→ **REQUIRED WORK**:
Write out all the data again, exactly as it stands.

→ **STORED DATA**:
——————

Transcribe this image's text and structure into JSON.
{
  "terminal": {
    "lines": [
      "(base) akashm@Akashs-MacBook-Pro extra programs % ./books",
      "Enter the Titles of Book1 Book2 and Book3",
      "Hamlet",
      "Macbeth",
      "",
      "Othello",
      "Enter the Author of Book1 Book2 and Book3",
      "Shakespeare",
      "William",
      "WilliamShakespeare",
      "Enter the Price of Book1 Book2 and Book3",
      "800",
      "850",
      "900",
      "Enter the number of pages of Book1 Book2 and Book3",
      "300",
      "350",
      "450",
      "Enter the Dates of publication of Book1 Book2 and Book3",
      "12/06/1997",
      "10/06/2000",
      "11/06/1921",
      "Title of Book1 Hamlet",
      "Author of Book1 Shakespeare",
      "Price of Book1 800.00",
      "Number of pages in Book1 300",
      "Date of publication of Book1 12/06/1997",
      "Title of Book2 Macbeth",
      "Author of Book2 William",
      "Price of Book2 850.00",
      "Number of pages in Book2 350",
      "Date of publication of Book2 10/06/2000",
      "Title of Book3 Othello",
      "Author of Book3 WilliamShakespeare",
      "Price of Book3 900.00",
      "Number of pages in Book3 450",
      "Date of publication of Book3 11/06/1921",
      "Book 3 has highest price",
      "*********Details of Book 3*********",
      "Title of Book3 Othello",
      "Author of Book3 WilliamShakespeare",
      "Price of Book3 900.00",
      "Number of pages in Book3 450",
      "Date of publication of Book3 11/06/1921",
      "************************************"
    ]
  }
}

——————

→ **WRITTEN REPLY**:
Transcribe this image's text and structure into JSON.
{
  "terminal": {
    "lines": [
      "(base) akashm@Akashs-MacBook-Pro extra programs % ./books",
      "Enter the Titles of Book1 Book2 and Book3",
      "Hamlet",
      "Macbeth",
      "",
      "Othello",
      "Enter the Author of Book1 Book2 and Book3",
      "Shakespeare",
      "William",
      "WilliamShakespeare",
      "Enter the Price of Book1 Book2 and Book3",
      "800",
      "850",
      "900",
      "Enter the number of pages of Book1 Book2 and Book3",
      "300",
      "350",
      "450",
      "Enter the Dates of publication of Book1 Book2 and Book3",
      "12/06/1997",
      "10/06/2000",
      "11/06/1921",
      "Title of Book1 Hamlet",
      "Author of Book1 Shakespeare",
      "Price of Book1 800.00",
      "Number of pages in Book1 300",
      "Date of publication of Book1 12/06/1997",
      "Title of Book2 Macbeth",
      "Author of Book2 William",
      "Price of Book2 850.00",
      "Number of pages in Book2 350",
      "Date of publication of Book2 10/06/2000",
      "Title of Book3 Othello",
      "Author of Book3 WilliamShakespeare",
      "Price of Book3 900.00",
      "Number of pages in Book3 450",
      "Date of publication of Book3 11/06/1921",
      "Book 3 has highest price",
      "*********Details of Book 3*********",
      "Title of Book3 Othello",
      "Author of Book3 WilliamShakespeare",
      "Price of Book3 900.00",
      "Number of pages in Book3 450",
      "Date of publication of Book3 11/06/1921",
      "************************************"
    ]
  }
}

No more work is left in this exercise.